= Page and application data records =

_ _ _ _ _ _ _

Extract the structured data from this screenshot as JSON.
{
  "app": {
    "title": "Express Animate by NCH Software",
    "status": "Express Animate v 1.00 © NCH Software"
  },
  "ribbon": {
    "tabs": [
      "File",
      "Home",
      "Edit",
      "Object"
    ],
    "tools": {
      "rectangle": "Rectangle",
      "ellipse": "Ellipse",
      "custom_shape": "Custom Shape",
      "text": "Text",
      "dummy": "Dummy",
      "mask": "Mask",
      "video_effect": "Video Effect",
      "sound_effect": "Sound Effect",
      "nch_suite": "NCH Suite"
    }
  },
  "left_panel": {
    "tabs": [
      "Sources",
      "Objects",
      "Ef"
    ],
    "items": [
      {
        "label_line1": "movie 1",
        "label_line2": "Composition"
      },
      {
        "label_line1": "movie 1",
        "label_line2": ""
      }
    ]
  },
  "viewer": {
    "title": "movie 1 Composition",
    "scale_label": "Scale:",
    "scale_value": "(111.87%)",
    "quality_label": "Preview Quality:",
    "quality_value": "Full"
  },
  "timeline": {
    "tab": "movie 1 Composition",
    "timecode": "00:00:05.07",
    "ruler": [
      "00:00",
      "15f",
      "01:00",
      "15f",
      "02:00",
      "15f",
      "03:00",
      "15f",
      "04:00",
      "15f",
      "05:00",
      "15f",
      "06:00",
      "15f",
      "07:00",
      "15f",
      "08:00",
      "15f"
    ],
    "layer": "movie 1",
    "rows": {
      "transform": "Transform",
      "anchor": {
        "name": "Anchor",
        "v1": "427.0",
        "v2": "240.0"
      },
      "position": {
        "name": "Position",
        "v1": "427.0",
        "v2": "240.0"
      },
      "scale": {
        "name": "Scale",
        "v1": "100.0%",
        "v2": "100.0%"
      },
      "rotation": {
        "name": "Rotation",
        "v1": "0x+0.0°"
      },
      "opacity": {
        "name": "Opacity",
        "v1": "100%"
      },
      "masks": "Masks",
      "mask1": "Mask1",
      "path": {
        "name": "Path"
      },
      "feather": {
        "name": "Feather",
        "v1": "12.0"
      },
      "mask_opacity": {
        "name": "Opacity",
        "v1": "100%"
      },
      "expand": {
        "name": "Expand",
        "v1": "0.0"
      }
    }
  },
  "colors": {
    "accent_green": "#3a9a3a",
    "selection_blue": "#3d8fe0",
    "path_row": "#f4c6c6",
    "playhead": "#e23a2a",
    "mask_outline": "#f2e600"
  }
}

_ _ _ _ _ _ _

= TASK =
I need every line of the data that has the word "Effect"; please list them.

= ANSWER BOX =
      "video_effect": "Video Effect",
      "sound_effect": "Sound Effect",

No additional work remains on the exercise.